A casino is a public place where games of chance are played and gambling is the primary activity. It has a wide range of luxury amenities to attract customers and is heavily regulated by government agencies. Most modern casinos have a physical security force and a specialized surveillance department that monitors patrons and employees to prevent cheating or criminal activity. The casinos also have a host of other activities to keep their guests entertained and engaged in the gaming process.

In the United States, a casino is a type of gambling establishment where people can place bets on various events and outcomes of random chance. Most US casinos offer a variety of games and betting limits. Some also feature stage shows and dramatic scenery. There are many different types of casino games, including poker, roulette, and blackjack. The word ‘casino’ is derived from the Italian word for small hall. While the concept of casinos is not new, they are becoming increasingly popular in the United States.

The popularity of casinos is partly due to their ability to create a sense of excitement and suspense for players. This is achieved through the use of various props, such as sound effects, lighting, and even smoke. The design of the casino is also important, as it needs to be attractive and comfortable for guests. This is why many casinos are built with elaborate décor and lighting to appeal to their customers.

While casinos rely on chance to make money, they have many built-in advantages that ensure they will win in the long run. Every game has a mathematical expectancy of winning, and it is rare for a casino to lose money on any one day. This virtual certainty of gross profit is why they can afford to give big bettors extravagant inducements, such as free spectacular entertainment and transportation. Smaller bettors are usually offered reduced-fare transportation, hotel rooms, and drinks.

Despite their seamy image, casinos are legitimate businesses that can be profitable for investors with enough capital. Real estate developers and hotel chains are especially interested in casinos, as they can attract visitors with their opulent amenities and increase property value. Mobster money was once a regular feature of Reno and Las Vegas casinos, but federal crackdowns on organized crime and the risk of losing a casino license at any hint of mob involvement have forced mobsters to withdraw from the business.

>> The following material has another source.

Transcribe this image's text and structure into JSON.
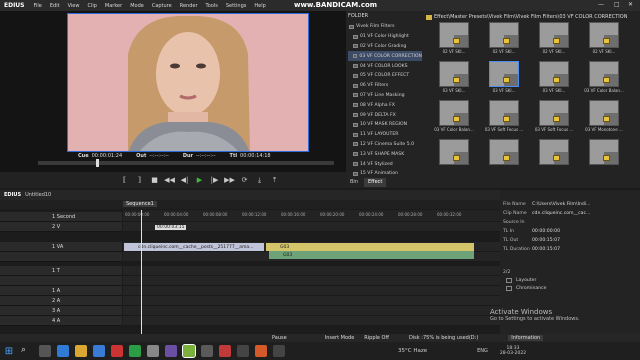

While there are still some seedy places that house gambling activities in the United States, these are largely limited to rural areas and towns. Most major cities now have a casino or are known as gambling centers. Los Angeles is one such city, and it’s home to several casinos that attract visitors from across the country. In addition to offering a large selection of games, some of these casinos feature restaurants and live entertainment. The casinos in Los Angeles are a great way to experience the best of this famous city.